● RAW DATA
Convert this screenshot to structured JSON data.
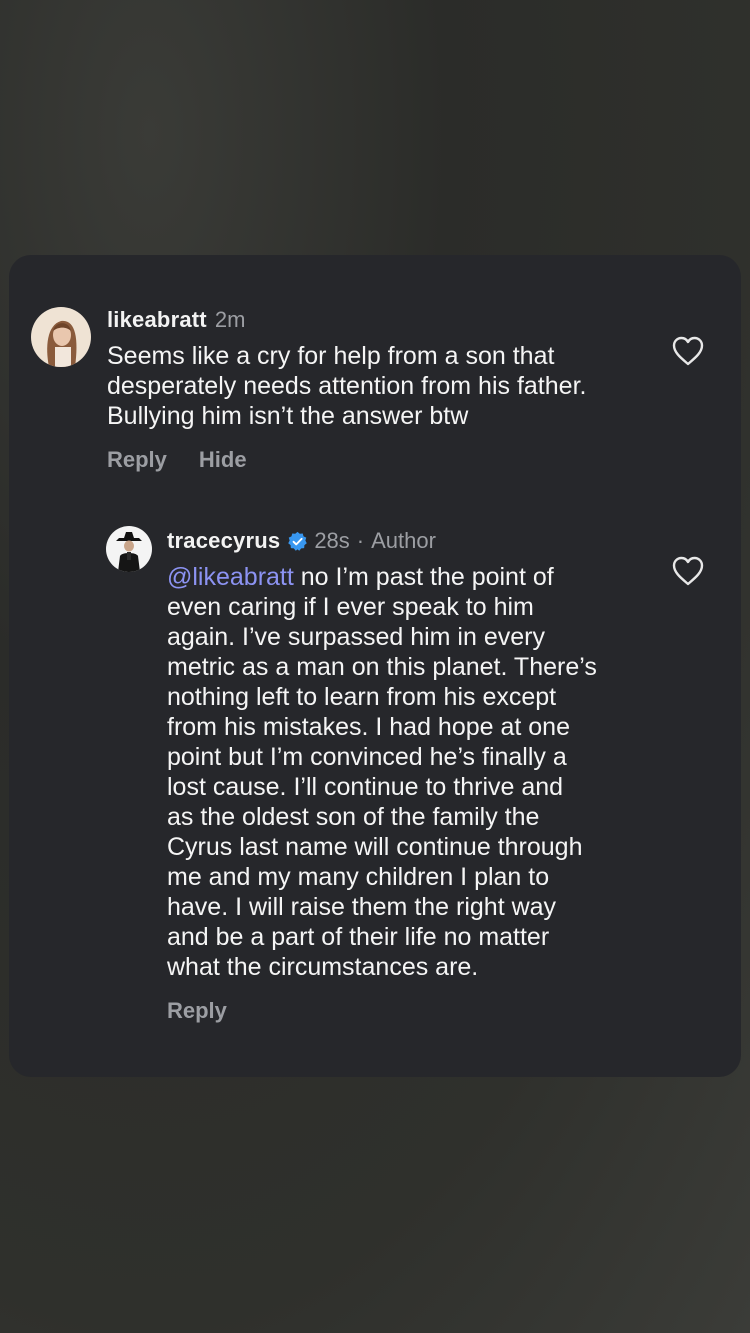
{
  "comments": [
    {
      "username": "likeabratt",
      "time": "2m",
      "lines": [
        "Seems like a cry for help from a son that",
        "desperately needs attention from his father.",
        "Bullying him isn’t the answer btw"
      ],
      "actions": {
        "reply": "Reply",
        "hide": "Hide"
      }
    },
    {
      "username": "tracecyrus",
      "time": "28s",
      "separator": "·",
      "author_label": "Author",
      "mention": "@likeabratt",
      "lines": [
        " no I’m past the point of",
        "even caring if I ever speak to him",
        "again. I’ve surpassed him in every",
        "metric as a man on this planet. There’s",
        "nothing left to learn from his except",
        "from his mistakes. I had hope at one",
        "point but I’m convinced he’s finally a",
        "lost cause. I’ll continue to thrive and",
        "as the oldest son of the family the",
        "Cyrus last name will continue through",
        "me and my many children I plan to",
        "have. I will raise them the right way",
        "and be a part of their life no matter",
        "what the circumstances are."
      ],
      "actions": {
        "reply": "Reply"
      }
    }
  ],
  "colors": {
    "card_background": "#26272b",
    "mention": "#8c93f2",
    "secondary_text": "#9c9ea3",
    "verified_badge": "#3897f0"
  },
  "icons": {
    "like": "heart-outline-icon",
    "verified": "verified-badge-icon"
  }
}
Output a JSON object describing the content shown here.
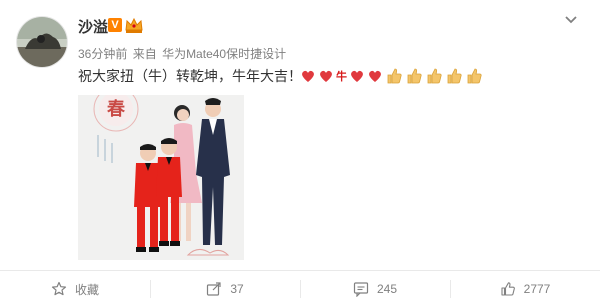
{
  "post": {
    "username": "沙溢",
    "verified_badge": "V",
    "time": "36分钟前",
    "source_prefix": "来自",
    "device": "华为Mate40保时捷设计",
    "text": "祝大家扭（牛）转乾坤，牛年大吉！",
    "niu_glyph": "牛",
    "emoji": [
      "heart",
      "heart",
      "niu",
      "heart",
      "heart",
      "thumbs-up",
      "thumbs-up",
      "thumbs-up",
      "thumbs-up",
      "thumbs-up"
    ]
  },
  "photo": {
    "banner_char": "春"
  },
  "actions": {
    "favorite_label": "收藏",
    "repost_count": "37",
    "comment_count": "245",
    "like_count": "2777"
  },
  "colors": {
    "accent_orange": "#ff8200",
    "text_primary": "#333333",
    "text_secondary": "#808080",
    "heart_red": "#e0393e",
    "thumb_yellow": "#f4c56a"
  },
  "icons": [
    "avatar-image",
    "verified-icon",
    "crown-icon",
    "chevron-down-icon",
    "heart-emoji",
    "thumbs-up-emoji",
    "star-icon",
    "repost-icon",
    "comment-icon",
    "like-icon"
  ]
}
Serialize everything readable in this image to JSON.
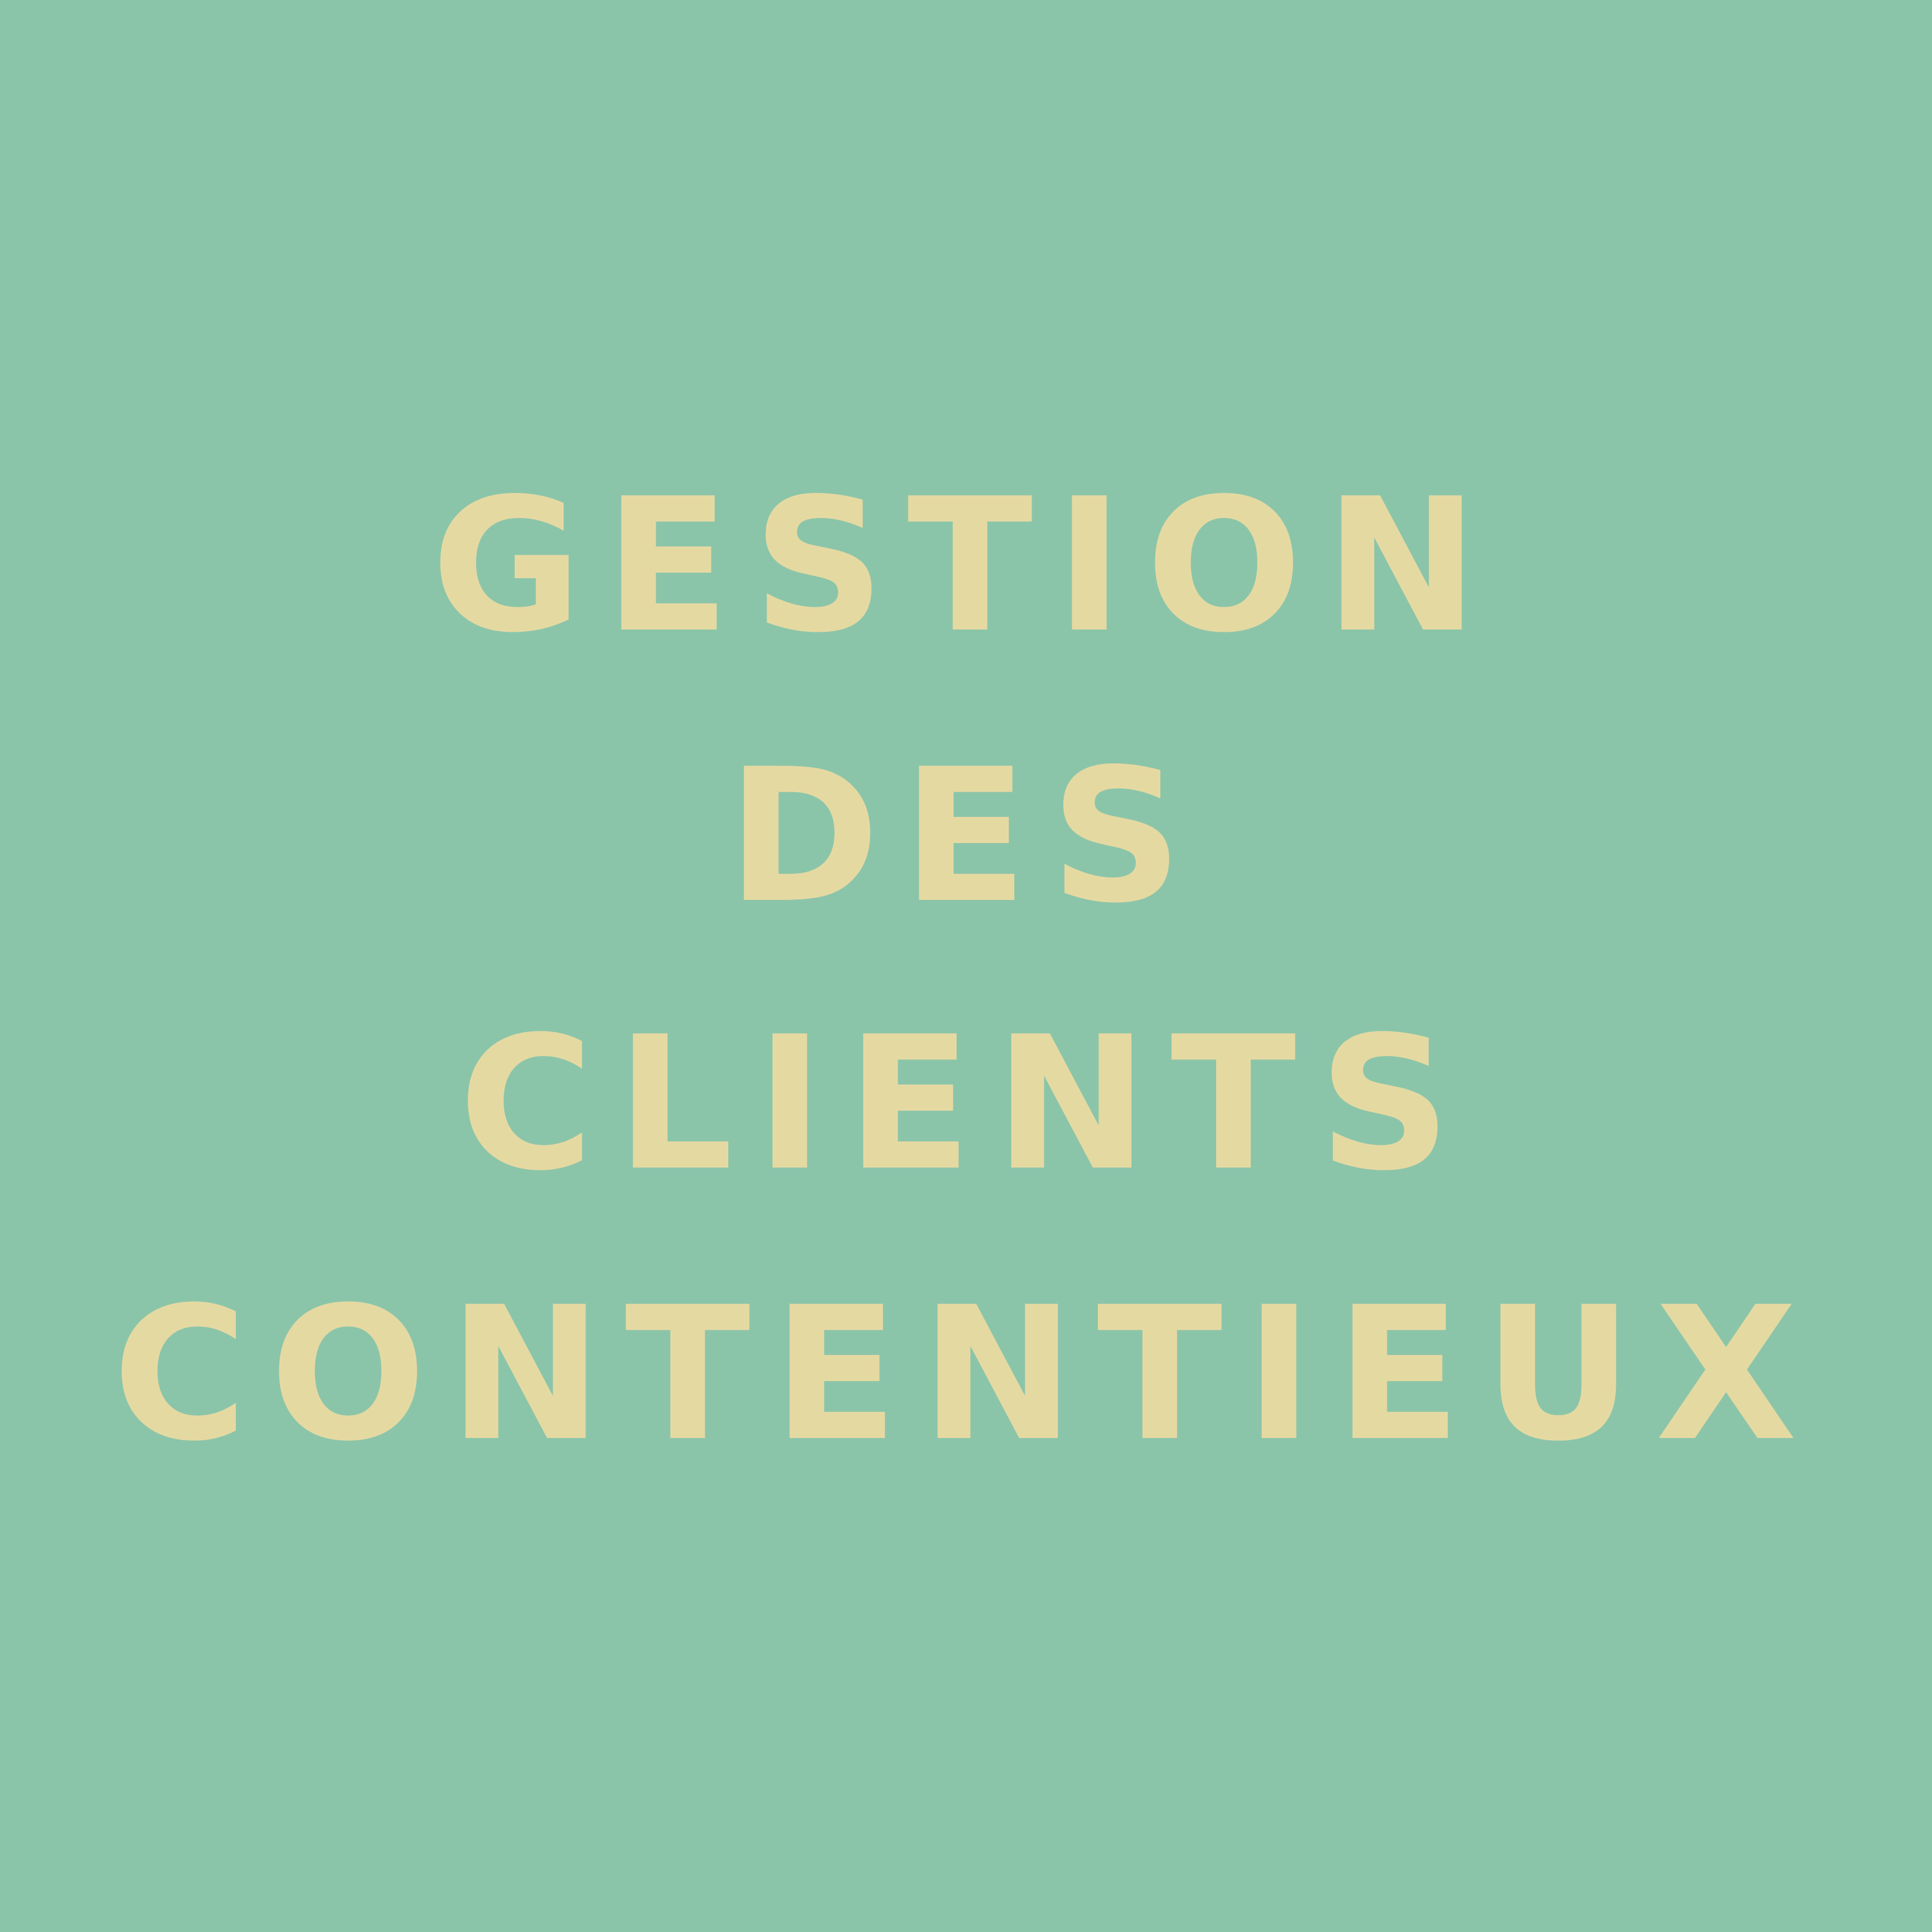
{
  "background_color": "#8bc5a9",
  "text_color": "#e5d9a2",
  "title_lines": [
    "GESTION",
    "DES",
    "CLIENTS",
    "CONTENTIEUX"
  ]
}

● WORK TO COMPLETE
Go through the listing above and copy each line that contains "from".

● RESPONSE BELOW
        "Seems like a cry for help from a son that",
        "desperately needs attention from his father.",
        "nothing left to learn from his except",
        "from his mistakes. I had hope at one",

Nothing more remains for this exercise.